# Task to carry out
State how many lines in the listing include the word "Отправка", and give no other text.

◆ ◆ ◆ ◆

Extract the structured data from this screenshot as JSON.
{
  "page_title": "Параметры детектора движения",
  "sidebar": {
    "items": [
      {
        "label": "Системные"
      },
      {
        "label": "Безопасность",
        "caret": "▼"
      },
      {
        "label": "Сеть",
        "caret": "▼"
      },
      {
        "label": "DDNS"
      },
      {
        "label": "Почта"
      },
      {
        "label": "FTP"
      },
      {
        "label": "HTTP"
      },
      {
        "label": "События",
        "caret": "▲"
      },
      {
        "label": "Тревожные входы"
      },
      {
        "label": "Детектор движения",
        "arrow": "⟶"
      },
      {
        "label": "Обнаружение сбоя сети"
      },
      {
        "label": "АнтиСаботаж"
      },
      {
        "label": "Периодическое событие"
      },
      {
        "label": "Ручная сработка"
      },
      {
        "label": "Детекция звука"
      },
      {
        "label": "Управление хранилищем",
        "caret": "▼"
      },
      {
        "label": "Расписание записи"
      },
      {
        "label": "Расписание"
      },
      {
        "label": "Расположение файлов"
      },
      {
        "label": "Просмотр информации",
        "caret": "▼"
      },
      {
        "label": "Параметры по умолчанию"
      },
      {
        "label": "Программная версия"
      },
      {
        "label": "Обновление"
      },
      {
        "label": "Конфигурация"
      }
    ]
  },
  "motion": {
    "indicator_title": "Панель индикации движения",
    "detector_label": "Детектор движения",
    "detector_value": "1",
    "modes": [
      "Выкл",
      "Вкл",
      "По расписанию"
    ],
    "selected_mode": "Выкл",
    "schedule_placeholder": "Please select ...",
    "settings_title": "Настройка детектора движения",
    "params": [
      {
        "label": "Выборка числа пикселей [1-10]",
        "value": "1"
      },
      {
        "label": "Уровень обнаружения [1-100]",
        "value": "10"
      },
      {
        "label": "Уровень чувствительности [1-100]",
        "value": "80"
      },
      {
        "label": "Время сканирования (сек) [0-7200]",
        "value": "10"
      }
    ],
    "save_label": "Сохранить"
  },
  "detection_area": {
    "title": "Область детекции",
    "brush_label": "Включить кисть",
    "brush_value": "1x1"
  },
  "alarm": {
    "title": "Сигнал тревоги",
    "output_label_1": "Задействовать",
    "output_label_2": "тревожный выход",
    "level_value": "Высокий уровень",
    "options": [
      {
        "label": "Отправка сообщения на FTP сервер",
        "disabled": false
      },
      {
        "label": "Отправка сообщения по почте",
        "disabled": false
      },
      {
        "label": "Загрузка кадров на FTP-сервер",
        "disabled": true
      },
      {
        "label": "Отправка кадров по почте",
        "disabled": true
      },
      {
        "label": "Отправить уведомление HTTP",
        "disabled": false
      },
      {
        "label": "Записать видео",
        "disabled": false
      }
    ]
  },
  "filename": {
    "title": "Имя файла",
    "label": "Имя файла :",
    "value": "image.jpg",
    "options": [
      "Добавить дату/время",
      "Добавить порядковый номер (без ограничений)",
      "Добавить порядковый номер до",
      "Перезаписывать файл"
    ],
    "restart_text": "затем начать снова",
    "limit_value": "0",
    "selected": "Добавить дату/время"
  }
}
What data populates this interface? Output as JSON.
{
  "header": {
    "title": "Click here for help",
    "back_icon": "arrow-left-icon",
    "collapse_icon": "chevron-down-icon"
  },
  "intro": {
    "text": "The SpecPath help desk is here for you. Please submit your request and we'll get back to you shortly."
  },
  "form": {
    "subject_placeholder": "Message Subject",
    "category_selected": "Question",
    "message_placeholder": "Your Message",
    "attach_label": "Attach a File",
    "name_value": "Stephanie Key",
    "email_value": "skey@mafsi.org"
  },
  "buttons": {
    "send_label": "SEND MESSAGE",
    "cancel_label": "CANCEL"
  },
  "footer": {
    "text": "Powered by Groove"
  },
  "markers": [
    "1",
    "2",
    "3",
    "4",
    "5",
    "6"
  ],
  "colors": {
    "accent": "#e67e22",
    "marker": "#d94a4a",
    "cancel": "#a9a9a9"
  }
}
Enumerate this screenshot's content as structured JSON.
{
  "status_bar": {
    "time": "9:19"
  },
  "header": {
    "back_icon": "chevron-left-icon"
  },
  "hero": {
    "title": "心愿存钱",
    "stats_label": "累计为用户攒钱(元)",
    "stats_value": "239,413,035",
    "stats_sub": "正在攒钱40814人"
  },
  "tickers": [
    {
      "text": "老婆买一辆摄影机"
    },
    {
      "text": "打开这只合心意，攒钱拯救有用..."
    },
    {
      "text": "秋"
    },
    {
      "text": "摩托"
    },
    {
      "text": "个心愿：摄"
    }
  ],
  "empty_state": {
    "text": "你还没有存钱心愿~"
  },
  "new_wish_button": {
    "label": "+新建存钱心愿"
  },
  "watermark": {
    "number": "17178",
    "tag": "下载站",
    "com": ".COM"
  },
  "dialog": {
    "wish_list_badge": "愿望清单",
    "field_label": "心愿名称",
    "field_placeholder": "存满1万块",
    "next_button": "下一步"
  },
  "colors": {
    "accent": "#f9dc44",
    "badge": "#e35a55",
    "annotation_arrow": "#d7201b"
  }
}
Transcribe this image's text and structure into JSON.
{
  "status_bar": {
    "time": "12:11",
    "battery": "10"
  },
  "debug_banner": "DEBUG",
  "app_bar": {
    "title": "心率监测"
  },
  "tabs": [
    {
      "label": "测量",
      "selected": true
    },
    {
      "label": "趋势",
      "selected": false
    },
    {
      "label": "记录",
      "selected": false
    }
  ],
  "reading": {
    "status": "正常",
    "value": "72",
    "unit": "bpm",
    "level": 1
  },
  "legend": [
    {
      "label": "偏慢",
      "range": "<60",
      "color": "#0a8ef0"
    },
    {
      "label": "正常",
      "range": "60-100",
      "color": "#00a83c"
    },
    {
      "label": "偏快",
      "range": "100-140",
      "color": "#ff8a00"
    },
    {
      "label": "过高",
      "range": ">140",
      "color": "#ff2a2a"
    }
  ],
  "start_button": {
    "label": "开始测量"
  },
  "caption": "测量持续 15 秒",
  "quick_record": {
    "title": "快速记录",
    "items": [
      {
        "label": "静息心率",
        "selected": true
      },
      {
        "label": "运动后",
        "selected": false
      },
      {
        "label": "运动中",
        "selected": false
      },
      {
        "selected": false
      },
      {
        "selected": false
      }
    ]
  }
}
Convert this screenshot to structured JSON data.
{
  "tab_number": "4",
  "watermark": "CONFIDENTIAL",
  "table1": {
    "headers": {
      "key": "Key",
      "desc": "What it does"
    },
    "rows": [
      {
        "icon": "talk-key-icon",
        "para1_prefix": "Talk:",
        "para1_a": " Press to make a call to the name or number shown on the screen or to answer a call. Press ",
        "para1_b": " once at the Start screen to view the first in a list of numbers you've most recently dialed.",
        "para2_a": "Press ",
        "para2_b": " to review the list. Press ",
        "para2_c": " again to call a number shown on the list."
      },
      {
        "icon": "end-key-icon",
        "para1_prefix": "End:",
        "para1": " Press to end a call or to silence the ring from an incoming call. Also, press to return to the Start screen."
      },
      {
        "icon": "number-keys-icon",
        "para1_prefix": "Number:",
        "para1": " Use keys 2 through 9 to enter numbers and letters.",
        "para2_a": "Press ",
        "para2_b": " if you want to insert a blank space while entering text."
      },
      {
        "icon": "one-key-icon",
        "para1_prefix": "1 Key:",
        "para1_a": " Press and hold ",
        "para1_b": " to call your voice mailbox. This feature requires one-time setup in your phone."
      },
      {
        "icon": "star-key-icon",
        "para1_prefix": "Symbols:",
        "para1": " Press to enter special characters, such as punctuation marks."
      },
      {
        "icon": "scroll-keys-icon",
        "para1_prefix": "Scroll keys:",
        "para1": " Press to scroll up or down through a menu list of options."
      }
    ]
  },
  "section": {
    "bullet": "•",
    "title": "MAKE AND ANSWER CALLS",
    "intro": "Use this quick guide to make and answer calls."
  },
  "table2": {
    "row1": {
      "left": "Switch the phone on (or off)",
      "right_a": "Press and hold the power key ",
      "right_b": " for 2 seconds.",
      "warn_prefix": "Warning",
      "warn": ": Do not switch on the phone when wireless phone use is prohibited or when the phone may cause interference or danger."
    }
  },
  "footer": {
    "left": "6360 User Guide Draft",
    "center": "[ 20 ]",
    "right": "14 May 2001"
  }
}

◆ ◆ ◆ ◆

# Response area
3